BEGIN Provided entries
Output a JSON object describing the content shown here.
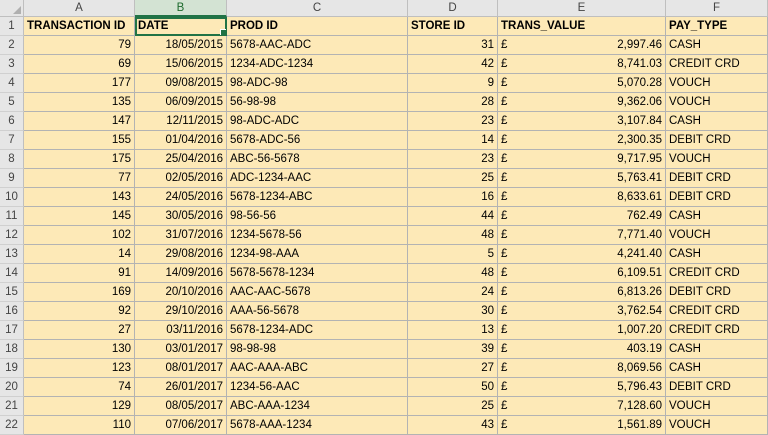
{
  "column_letters": [
    "A",
    "B",
    "C",
    "D",
    "E",
    "F"
  ],
  "selected_column": "B",
  "headers": [
    "TRANSACTION ID",
    "DATE",
    "PROD ID",
    "STORE ID",
    "TRANS_VALUE",
    "PAY_TYPE"
  ],
  "currency_symbol": "£",
  "colors": {
    "cell_fill": "#fde9b7",
    "selection": "#217346",
    "header_bg": "#e6e6e6"
  },
  "rows": [
    {
      "num": "2",
      "id": "79",
      "date": "18/05/2015",
      "prod": "5678-AAC-ADC",
      "store": "31",
      "value": "2,997.46",
      "pay": "CASH"
    },
    {
      "num": "3",
      "id": "69",
      "date": "15/06/2015",
      "prod": "1234-ADC-1234",
      "store": "42",
      "value": "8,741.03",
      "pay": "CREDIT CRD"
    },
    {
      "num": "4",
      "id": "177",
      "date": "09/08/2015",
      "prod": "98-ADC-98",
      "store": "9",
      "value": "5,070.28",
      "pay": "VOUCH"
    },
    {
      "num": "5",
      "id": "135",
      "date": "06/09/2015",
      "prod": "56-98-98",
      "store": "28",
      "value": "9,362.06",
      "pay": "VOUCH"
    },
    {
      "num": "6",
      "id": "147",
      "date": "12/11/2015",
      "prod": "98-ADC-ADC",
      "store": "23",
      "value": "3,107.84",
      "pay": "CASH"
    },
    {
      "num": "7",
      "id": "155",
      "date": "01/04/2016",
      "prod": "5678-ADC-56",
      "store": "14",
      "value": "2,300.35",
      "pay": "DEBIT CRD"
    },
    {
      "num": "8",
      "id": "175",
      "date": "25/04/2016",
      "prod": "ABC-56-5678",
      "store": "23",
      "value": "9,717.95",
      "pay": "VOUCH"
    },
    {
      "num": "9",
      "id": "77",
      "date": "02/05/2016",
      "prod": "ADC-1234-AAC",
      "store": "25",
      "value": "5,763.41",
      "pay": "DEBIT CRD"
    },
    {
      "num": "10",
      "id": "143",
      "date": "24/05/2016",
      "prod": "5678-1234-ABC",
      "store": "16",
      "value": "8,633.61",
      "pay": "DEBIT CRD"
    },
    {
      "num": "11",
      "id": "145",
      "date": "30/05/2016",
      "prod": "98-56-56",
      "store": "44",
      "value": "762.49",
      "pay": "CASH"
    },
    {
      "num": "12",
      "id": "102",
      "date": "31/07/2016",
      "prod": "1234-5678-56",
      "store": "48",
      "value": "7,771.40",
      "pay": "VOUCH"
    },
    {
      "num": "13",
      "id": "14",
      "date": "29/08/2016",
      "prod": "1234-98-AAA",
      "store": "5",
      "value": "4,241.40",
      "pay": "CASH"
    },
    {
      "num": "14",
      "id": "91",
      "date": "14/09/2016",
      "prod": "5678-5678-1234",
      "store": "48",
      "value": "6,109.51",
      "pay": "CREDIT CRD"
    },
    {
      "num": "15",
      "id": "169",
      "date": "20/10/2016",
      "prod": "AAC-AAC-5678",
      "store": "24",
      "value": "6,813.26",
      "pay": "DEBIT CRD"
    },
    {
      "num": "16",
      "id": "92",
      "date": "29/10/2016",
      "prod": "AAA-56-5678",
      "store": "30",
      "value": "3,762.54",
      "pay": "CREDIT CRD"
    },
    {
      "num": "17",
      "id": "27",
      "date": "03/11/2016",
      "prod": "5678-1234-ADC",
      "store": "13",
      "value": "1,007.20",
      "pay": "CREDIT CRD"
    },
    {
      "num": "18",
      "id": "130",
      "date": "03/01/2017",
      "prod": "98-98-98",
      "store": "39",
      "value": "403.19",
      "pay": "CASH"
    },
    {
      "num": "19",
      "id": "123",
      "date": "08/01/2017",
      "prod": "AAC-AAA-ABC",
      "store": "27",
      "value": "8,069.56",
      "pay": "CASH"
    },
    {
      "num": "20",
      "id": "74",
      "date": "26/01/2017",
      "prod": "1234-56-AAC",
      "store": "50",
      "value": "5,796.43",
      "pay": "DEBIT CRD"
    },
    {
      "num": "21",
      "id": "129",
      "date": "08/05/2017",
      "prod": "ABC-AAA-1234",
      "store": "25",
      "value": "7,128.60",
      "pay": "VOUCH"
    },
    {
      "num": "22",
      "id": "110",
      "date": "07/06/2017",
      "prod": "5678-AAA-1234",
      "store": "43",
      "value": "1,561.89",
      "pay": "VOUCH"
    }
  ]
}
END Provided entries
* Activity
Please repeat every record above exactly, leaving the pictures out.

* Reply
Output a JSON object describing the content shown here.
{
  "column_letters": [
    "A",
    "B",
    "C",
    "D",
    "E",
    "F"
  ],
  "selected_column": "B",
  "headers": [
    "TRANSACTION ID",
    "DATE",
    "PROD ID",
    "STORE ID",
    "TRANS_VALUE",
    "PAY_TYPE"
  ],
  "currency_symbol": "£",
  "colors": {
    "cell_fill": "#fde9b7",
    "selection": "#217346",
    "header_bg": "#e6e6e6"
  },
  "rows": [
    {
      "num": "2",
      "id": "79",
      "date": "18/05/2015",
      "prod": "5678-AAC-ADC",
      "store": "31",
      "value": "2,997.46",
      "pay": "CASH"
    },
    {
      "num": "3",
      "id": "69",
      "date": "15/06/2015",
      "prod": "1234-ADC-1234",
      "store": "42",
      "value": "8,741.03",
      "pay": "CREDIT CRD"
    },
    {
      "num": "4",
      "id": "177",
      "date": "09/08/2015",
      "prod": "98-ADC-98",
      "store": "9",
      "value": "5,070.28",
      "pay": "VOUCH"
    },
    {
      "num": "5",
      "id": "135",
      "date": "06/09/2015",
      "prod": "56-98-98",
      "store": "28",
      "value": "9,362.06",
      "pay": "VOUCH"
    },
    {
      "num": "6",
      "id": "147",
      "date": "12/11/2015",
      "prod": "98-ADC-ADC",
      "store": "23",
      "value": "3,107.84",
      "pay": "CASH"
    },
    {
      "num": "7",
      "id": "155",
      "date": "01/04/2016",
      "prod": "5678-ADC-56",
      "store": "14",
      "value": "2,300.35",
      "pay": "DEBIT CRD"
    },
    {
      "num": "8",
      "id": "175",
      "date": "25/04/2016",
      "prod": "ABC-56-5678",
      "store": "23",
      "value": "9,717.95",
      "pay": "VOUCH"
    },
    {
      "num": "9",
      "id": "77",
      "date": "02/05/2016",
      "prod": "ADC-1234-AAC",
      "store": "25",
      "value": "5,763.41",
      "pay": "DEBIT CRD"
    },
    {
      "num": "10",
      "id": "143",
      "date": "24/05/2016",
      "prod": "5678-1234-ABC",
      "store": "16",
      "value": "8,633.61",
      "pay": "DEBIT CRD"
    },
    {
      "num": "11",
      "id": "145",
      "date": "30/05/2016",
      "prod": "98-56-56",
      "store": "44",
      "value": "762.49",
      "pay": "CASH"
    },
    {
      "num": "12",
      "id": "102",
      "date": "31/07/2016",
      "prod": "1234-5678-56",
      "store": "48",
      "value": "7,771.40",
      "pay": "VOUCH"
    },
    {
      "num": "13",
      "id": "14",
      "date": "29/08/2016",
      "prod": "1234-98-AAA",
      "store": "5",
      "value": "4,241.40",
      "pay": "CASH"
    },
    {
      "num": "14",
      "id": "91",
      "date": "14/09/2016",
      "prod": "5678-5678-1234",
      "store": "48",
      "value": "6,109.51",
      "pay": "CREDIT CRD"
    },
    {
      "num": "15",
      "id": "169",
      "date": "20/10/2016",
      "prod": "AAC-AAC-5678",
      "store": "24",
      "value": "6,813.26",
      "pay": "DEBIT CRD"
    },
    {
      "num": "16",
      "id": "92",
      "date": "29/10/2016",
      "prod": "AAA-56-5678",
      "store": "30",
      "value": "3,762.54",
      "pay": "CREDIT CRD"
    },
    {
      "num": "17",
      "id": "27",
      "date": "03/11/2016",
      "prod": "5678-1234-ADC",
      "store": "13",
      "value": "1,007.20",
      "pay": "CREDIT CRD"
    },
    {
      "num": "18",
      "id": "130",
      "date": "03/01/2017",
      "prod": "98-98-98",
      "store": "39",
      "value": "403.19",
      "pay": "CASH"
    },
    {
      "num": "19",
      "id": "123",
      "date": "08/01/2017",
      "prod": "AAC-AAA-ABC",
      "store": "27",
      "value": "8,069.56",
      "pay": "CASH"
    },
    {
      "num": "20",
      "id": "74",
      "date": "26/01/2017",
      "prod": "1234-56-AAC",
      "store": "50",
      "value": "5,796.43",
      "pay": "DEBIT CRD"
    },
    {
      "num": "21",
      "id": "129",
      "date": "08/05/2017",
      "prod": "ABC-AAA-1234",
      "store": "25",
      "value": "7,128.60",
      "pay": "VOUCH"
    },
    {
      "num": "22",
      "id": "110",
      "date": "07/06/2017",
      "prod": "5678-AAA-1234",
      "store": "43",
      "value": "1,561.89",
      "pay": "VOUCH"
    }
  ]
}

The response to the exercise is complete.